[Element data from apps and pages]
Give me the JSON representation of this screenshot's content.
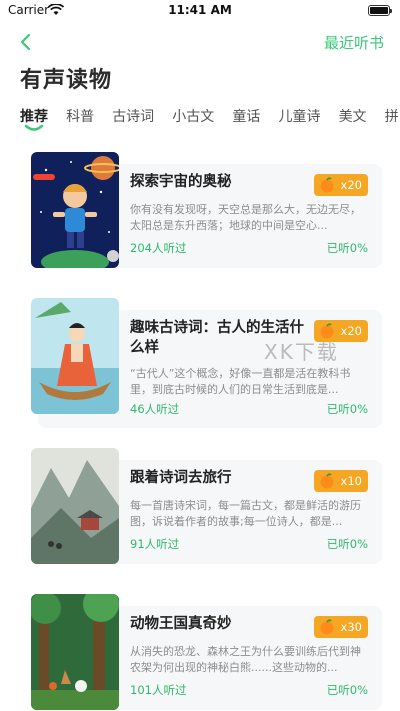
{
  "status_bar": {
    "carrier": "Carrier",
    "time": "11:41 AM"
  },
  "nav": {
    "action_label": "最近听书"
  },
  "page": {
    "title": "有声读物"
  },
  "tabs": [
    {
      "label": "推荐",
      "active": true
    },
    {
      "label": "科普"
    },
    {
      "label": "古诗词"
    },
    {
      "label": "小古文"
    },
    {
      "label": "童话"
    },
    {
      "label": "儿童诗"
    },
    {
      "label": "美文"
    },
    {
      "label": "拼"
    }
  ],
  "books": [
    {
      "title": "探索宇宙的奥秘",
      "description": "你有没有发现呀，天空总是那么大，无边无尽，太阳总是东升西落；地球的中间是空心...",
      "listeners": "204人听过",
      "progress": "已听0%",
      "price": "x20",
      "cover_icon": "space-boy-cover"
    },
    {
      "title": "趣味古诗词：古人的生活什么样",
      "description": "“古代人”这个概念，好像一直都是活在教科书里，到底古时候的人们的日常生活到底是...",
      "listeners": "46人听过",
      "progress": "已听0%",
      "price": "x20",
      "cover_icon": "ancient-girl-boat-cover"
    },
    {
      "title": "跟着诗词去旅行",
      "description": "每一首唐诗宋词，每一篇古文，都是鲜活的游历图，诉说着作者的故事;每一位诗人，都是...",
      "listeners": "91人听过",
      "progress": "已听0%",
      "price": "x10",
      "cover_icon": "landscape-painting-cover"
    },
    {
      "title": "动物王国真奇妙",
      "description": "从消失的恐龙、森林之王为什么要训练后代到神农架为何出现的神秘白熊......这些动物的...",
      "listeners": "101人听过",
      "progress": "已听0%",
      "price": "x30",
      "cover_icon": "forest-animals-cover"
    }
  ],
  "watermark": "XK下载",
  "colors": {
    "accent": "#3cc87a",
    "badge": "#f5a623",
    "card_bg": "#f6f7f8"
  }
}
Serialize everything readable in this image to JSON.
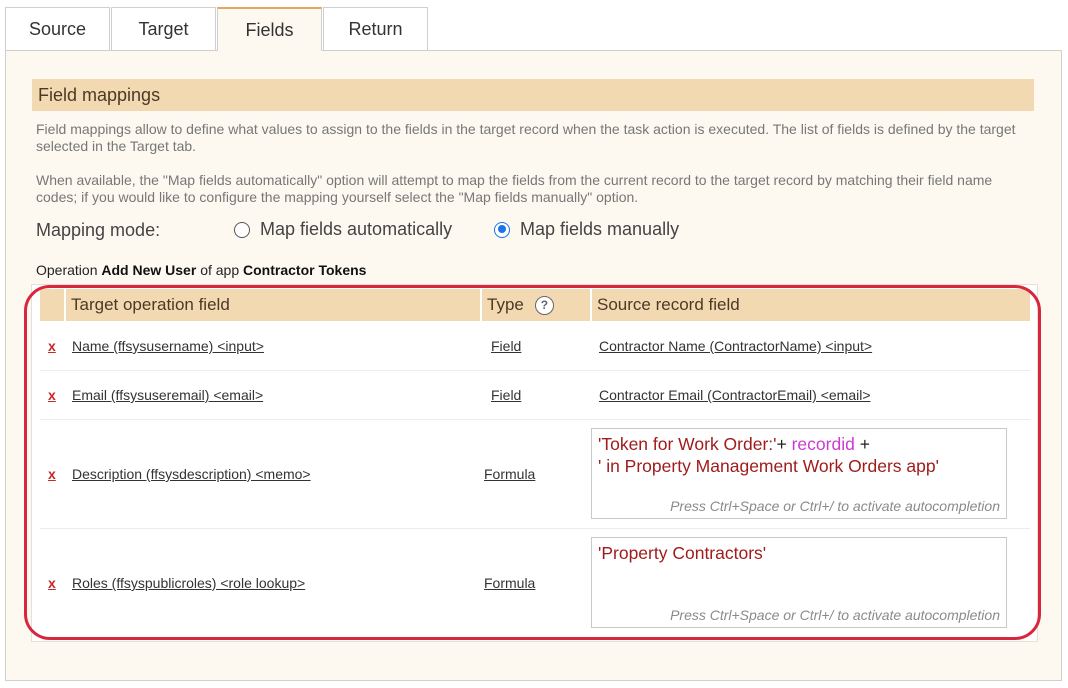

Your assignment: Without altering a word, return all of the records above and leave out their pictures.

Answer section:
Give me the JSON representation of this screenshot's content.
{
  "status_bar": {
    "carrier": "Carrier",
    "time": "11:41 AM"
  },
  "nav": {
    "action_label": "最近听书"
  },
  "page": {
    "title": "有声读物"
  },
  "tabs": [
    {
      "label": "推荐",
      "active": true
    },
    {
      "label": "科普"
    },
    {
      "label": "古诗词"
    },
    {
      "label": "小古文"
    },
    {
      "label": "童话"
    },
    {
      "label": "儿童诗"
    },
    {
      "label": "美文"
    },
    {
      "label": "拼"
    }
  ],
  "books": [
    {
      "title": "探索宇宙的奥秘",
      "description": "你有没有发现呀，天空总是那么大，无边无尽，太阳总是东升西落；地球的中间是空心...",
      "listeners": "204人听过",
      "progress": "已听0%",
      "price": "x20",
      "cover_icon": "space-boy-cover"
    },
    {
      "title": "趣味古诗词：古人的生活什么样",
      "description": "“古代人”这个概念，好像一直都是活在教科书里，到底古时候的人们的日常生活到底是...",
      "listeners": "46人听过",
      "progress": "已听0%",
      "price": "x20",
      "cover_icon": "ancient-girl-boat-cover"
    },
    {
      "title": "跟着诗词去旅行",
      "description": "每一首唐诗宋词，每一篇古文，都是鲜活的游历图，诉说着作者的故事;每一位诗人，都是...",
      "listeners": "91人听过",
      "progress": "已听0%",
      "price": "x10",
      "cover_icon": "landscape-painting-cover"
    },
    {
      "title": "动物王国真奇妙",
      "description": "从消失的恐龙、森林之王为什么要训练后代到神农架为何出现的神秘白熊......这些动物的...",
      "listeners": "101人听过",
      "progress": "已听0%",
      "price": "x30",
      "cover_icon": "forest-animals-cover"
    }
  ],
  "watermark": "XK下载",
  "colors": {
    "accent": "#3cc87a",
    "badge": "#f5a623",
    "card_bg": "#f6f7f8"
  }
}
Serialize everything readable in this image to JSON.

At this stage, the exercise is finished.